* Your goal: Type out the data exactly as given. Skip any image.

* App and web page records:
-------------------------

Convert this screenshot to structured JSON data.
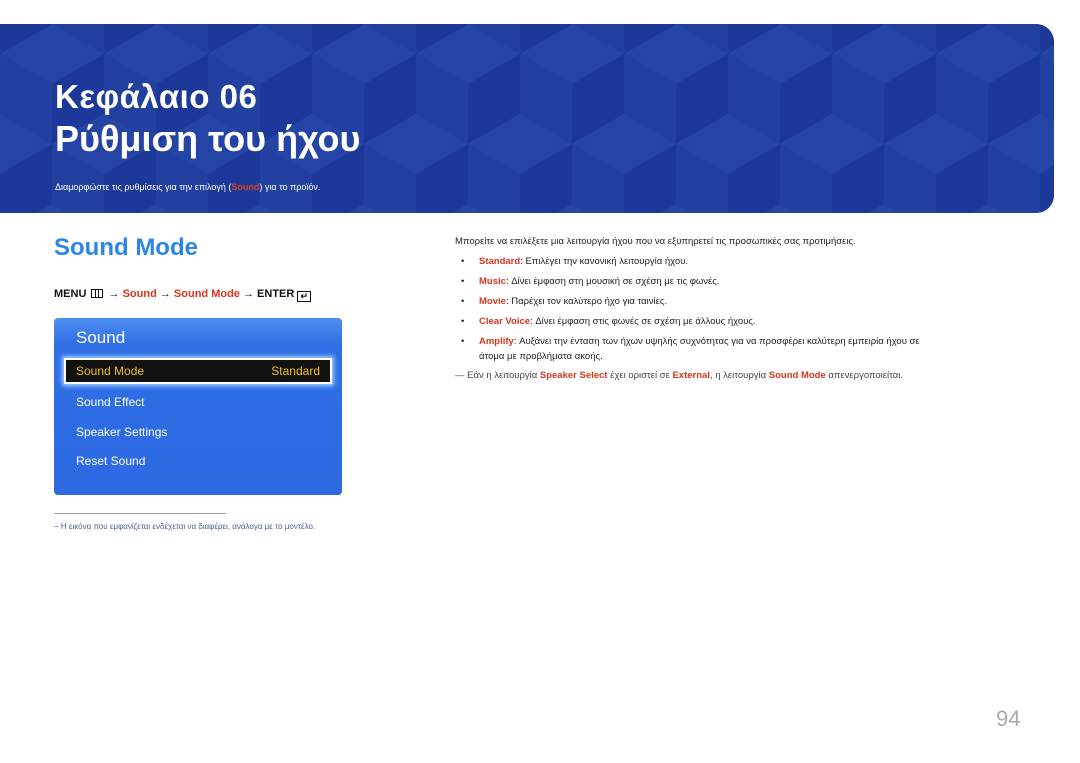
{
  "banner": {
    "chapter": "Κεφάλαιο 06",
    "title": "Ρύθμιση του ήχου",
    "description_before": "Διαμορφώστε τις ρυθμίσεις για την επιλογή (",
    "description_highlight": "Sound",
    "description_after": ") για το προϊόν.",
    "background_color": "#1f3d9e"
  },
  "section": {
    "title": "Sound Mode",
    "menu_path": {
      "menu": "MENU",
      "menu_icon": "menu-icon",
      "arrow": "→",
      "step1": "Sound",
      "step2": "Sound Mode",
      "enter": "ENTER",
      "enter_icon": "enter-icon"
    }
  },
  "osd": {
    "title": "Sound",
    "selected": {
      "label": "Sound Mode",
      "value": "Standard"
    },
    "items": [
      "Sound Effect",
      "Speaker Settings",
      "Reset Sound"
    ]
  },
  "footnote": "−  Η εικόνα που εμφανίζεται ενδέχεται να διαφέρει, ανάλογα με το μοντέλο.",
  "description": {
    "intro": "Μπορείτε να επιλέξετε μια λειτουργία ήχου που να εξυπηρετεί τις προσωπικές σας προτιμήσεις.",
    "bullets": [
      {
        "term": "Standard",
        "text": ": Επιλέγει την κανονική λειτουργία ήχου."
      },
      {
        "term": "Music",
        "text": ": Δίνει έμφαση στη μουσική σε σχέση με τις φωνές."
      },
      {
        "term": "Movie",
        "text": ": Παρέχει τον καλύτερο ήχο για ταινίες."
      },
      {
        "term": "Clear Voice",
        "text": ": Δίνει έμφαση στις φωνές σε σχέση με άλλους ήχους."
      },
      {
        "term": "Amplify",
        "text": ": Αυξάνει την ένταση των ήχων υψηλής συχνότητας για να προσφέρει καλύτερη εμπειρία ήχου σε",
        "text2": "άτομα με προβλήματα ακοής."
      }
    ],
    "note": {
      "dash": "—",
      "part1": " Εάν η λειτουργία ",
      "term1": "Speaker Select",
      "part2": " έχει οριστεί σε ",
      "term2": "External",
      "part3": ", η λειτουργία ",
      "term3": "Sound Mode",
      "part4": " απενεργοποιείται."
    }
  },
  "page_number": "94",
  "colors": {
    "accent_red": "#d6351c",
    "heading_blue": "#2b86e6",
    "osd_highlight": "#f0c020"
  }
}
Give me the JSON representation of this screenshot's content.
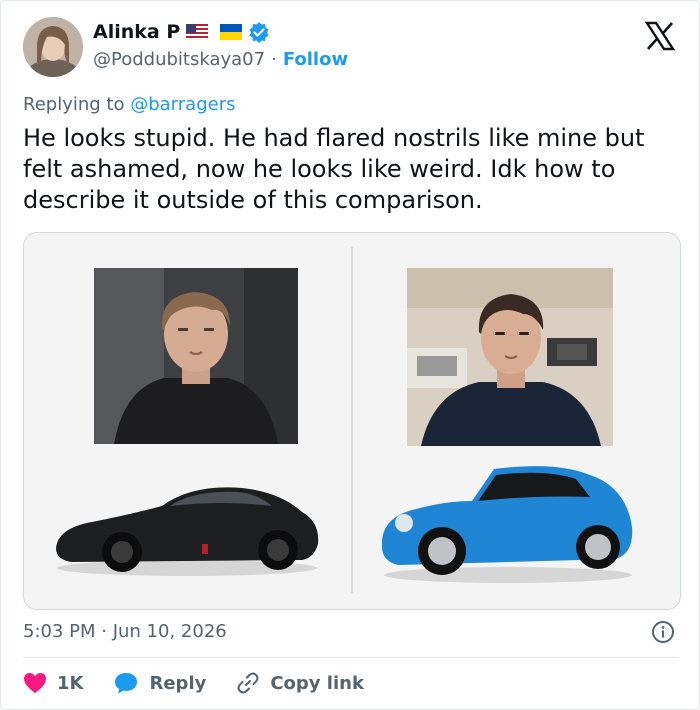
{
  "author": {
    "name": "Alinka P",
    "handle": "@Poddubitskaya07",
    "separator": "·",
    "follow_label": "Follow",
    "flags": [
      "us-flag-icon",
      "ukraine-flag-icon"
    ],
    "verified_badge": "verified-badge-icon"
  },
  "reply_context": {
    "prefix": "Replying to",
    "mention": "@barragers"
  },
  "tweet": {
    "text": "He looks stupid. He had flared nostrils like mine but felt ashamed, now he looks like weird. Idk how to describe it outside of this comparison."
  },
  "media": {
    "left_panel": {
      "photo": "man-portrait-dark-background",
      "car": "black-sports-car",
      "car_color": "#1c1e20"
    },
    "right_panel": {
      "photo": "man-portrait-kitchen-background",
      "car": "blue-convertible-beetle",
      "car_color": "#1f86d6"
    }
  },
  "meta": {
    "time": "5:03 PM",
    "separator": "·",
    "date": "Jun 10, 2026"
  },
  "actions": {
    "like_count": "1K",
    "reply_label": "Reply",
    "copy_label": "Copy link"
  },
  "colors": {
    "accent": "#1d9bf0",
    "like": "#f91880",
    "secondary_text": "#536471",
    "border": "#e1e8ed"
  }
}
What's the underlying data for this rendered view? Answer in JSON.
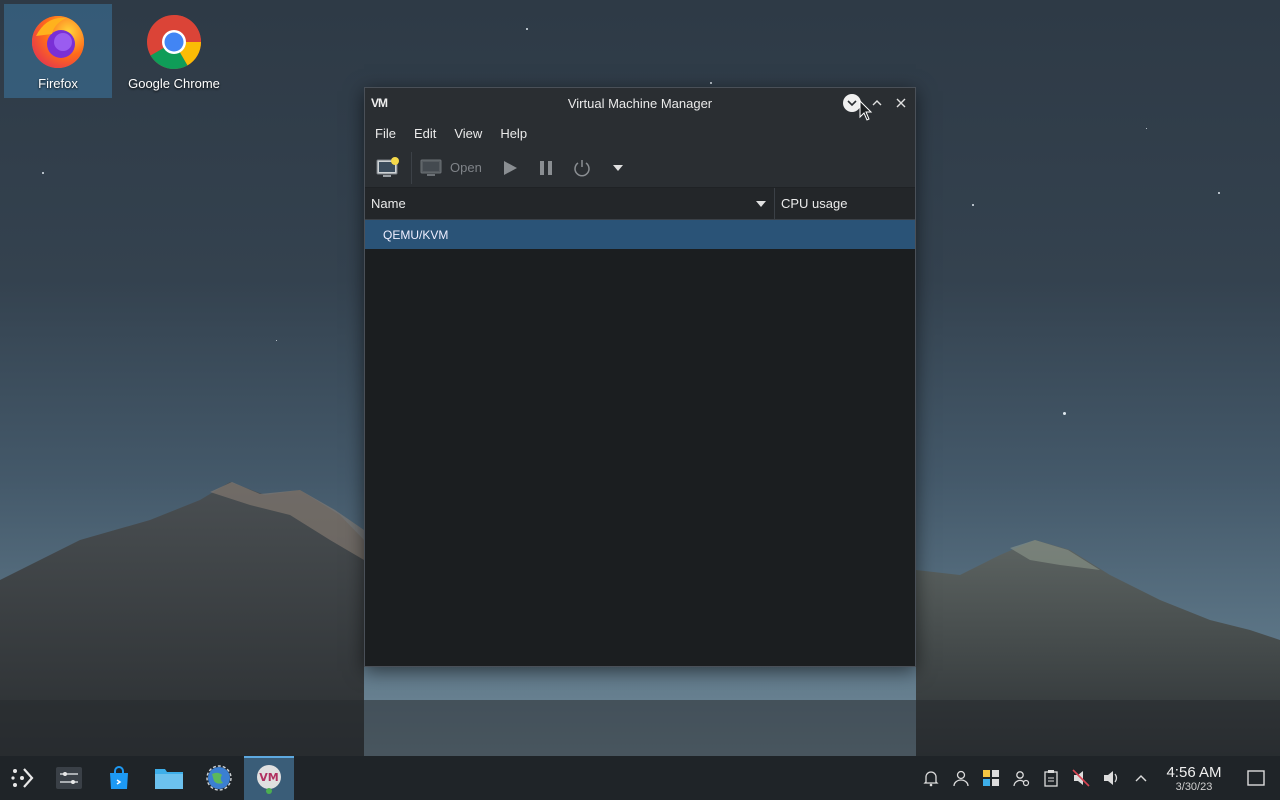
{
  "desktop": {
    "icons": [
      {
        "label": "Firefox"
      },
      {
        "label": "Google Chrome"
      }
    ]
  },
  "window": {
    "app_icon": "VM",
    "title": "Virtual Machine Manager",
    "menu": [
      "File",
      "Edit",
      "View",
      "Help"
    ],
    "toolbar": {
      "open_label": "Open"
    },
    "columns": {
      "name": "Name",
      "cpu": "CPU usage"
    },
    "rows": [
      {
        "name": "QEMU/KVM"
      }
    ]
  },
  "taskbar": {
    "active_app_icon": "VM",
    "clock": {
      "time": "4:56 AM",
      "date": "3/30/23"
    }
  }
}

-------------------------

* Exercise answer:
Convert this screenshot to structured JSON data.
{
  "banner": {
    "chapter": "Κεφάλαιο 06",
    "title": "Ρύθμιση του ήχου",
    "description_before": "Διαμορφώστε τις ρυθμίσεις για την επιλογή (",
    "description_highlight": "Sound",
    "description_after": ") για το προϊόν.",
    "background_color": "#1f3d9e"
  },
  "section": {
    "title": "Sound Mode",
    "menu_path": {
      "menu": "MENU",
      "menu_icon": "menu-icon",
      "arrow": "→",
      "step1": "Sound",
      "step2": "Sound Mode",
      "enter": "ENTER",
      "enter_icon": "enter-icon"
    }
  },
  "osd": {
    "title": "Sound",
    "selected": {
      "label": "Sound Mode",
      "value": "Standard"
    },
    "items": [
      "Sound Effect",
      "Speaker Settings",
      "Reset Sound"
    ]
  },
  "footnote": "−  Η εικόνα που εμφανίζεται ενδέχεται να διαφέρει, ανάλογα με το μοντέλο.",
  "description": {
    "intro": "Μπορείτε να επιλέξετε μια λειτουργία ήχου που να εξυπηρετεί τις προσωπικές σας προτιμήσεις.",
    "bullets": [
      {
        "term": "Standard",
        "text": ": Επιλέγει την κανονική λειτουργία ήχου."
      },
      {
        "term": "Music",
        "text": ": Δίνει έμφαση στη μουσική σε σχέση με τις φωνές."
      },
      {
        "term": "Movie",
        "text": ": Παρέχει τον καλύτερο ήχο για ταινίες."
      },
      {
        "term": "Clear Voice",
        "text": ": Δίνει έμφαση στις φωνές σε σχέση με άλλους ήχους."
      },
      {
        "term": "Amplify",
        "text": ": Αυξάνει την ένταση των ήχων υψηλής συχνότητας για να προσφέρει καλύτερη εμπειρία ήχου σε",
        "text2": "άτομα με προβλήματα ακοής."
      }
    ],
    "note": {
      "dash": "—",
      "part1": " Εάν η λειτουργία ",
      "term1": "Speaker Select",
      "part2": " έχει οριστεί σε ",
      "term2": "External",
      "part3": ", η λειτουργία ",
      "term3": "Sound Mode",
      "part4": " απενεργοποιείται."
    }
  },
  "page_number": "94",
  "colors": {
    "accent_red": "#d6351c",
    "heading_blue": "#2b86e6",
    "osd_highlight": "#f0c020"
  }
}
Give me the JSON representation of this screenshot's content.
{
  "author": {
    "name": "Alinka P",
    "handle": "@Poddubitskaya07",
    "separator": "·",
    "follow_label": "Follow",
    "flags": [
      "us-flag-icon",
      "ukraine-flag-icon"
    ],
    "verified_badge": "verified-badge-icon"
  },
  "reply_context": {
    "prefix": "Replying to",
    "mention": "@barragers"
  },
  "tweet": {
    "text": "He looks stupid. He had flared nostrils like mine but felt ashamed, now he looks like weird. Idk how to describe it outside of this comparison."
  },
  "media": {
    "left_panel": {
      "photo": "man-portrait-dark-background",
      "car": "black-sports-car",
      "car_color": "#1c1e20"
    },
    "right_panel": {
      "photo": "man-portrait-kitchen-background",
      "car": "blue-convertible-beetle",
      "car_color": "#1f86d6"
    }
  },
  "meta": {
    "time": "5:03 PM",
    "separator": "·",
    "date": "Jun 10, 2026"
  },
  "actions": {
    "like_count": "1K",
    "reply_label": "Reply",
    "copy_label": "Copy link"
  },
  "colors": {
    "accent": "#1d9bf0",
    "like": "#f91880",
    "secondary_text": "#536471",
    "border": "#e1e8ed"
  }
}
What's the underlying data for this rendered view? Answer in JSON.
{
  "desktop": {
    "icons": [
      {
        "label": "Firefox"
      },
      {
        "label": "Google Chrome"
      }
    ]
  },
  "window": {
    "app_icon": "VM",
    "title": "Virtual Machine Manager",
    "menu": [
      "File",
      "Edit",
      "View",
      "Help"
    ],
    "toolbar": {
      "open_label": "Open"
    },
    "columns": {
      "name": "Name",
      "cpu": "CPU usage"
    },
    "rows": [
      {
        "name": "QEMU/KVM"
      }
    ]
  },
  "taskbar": {
    "active_app_icon": "VM",
    "clock": {
      "time": "4:56 AM",
      "date": "3/30/23"
    }
  }
}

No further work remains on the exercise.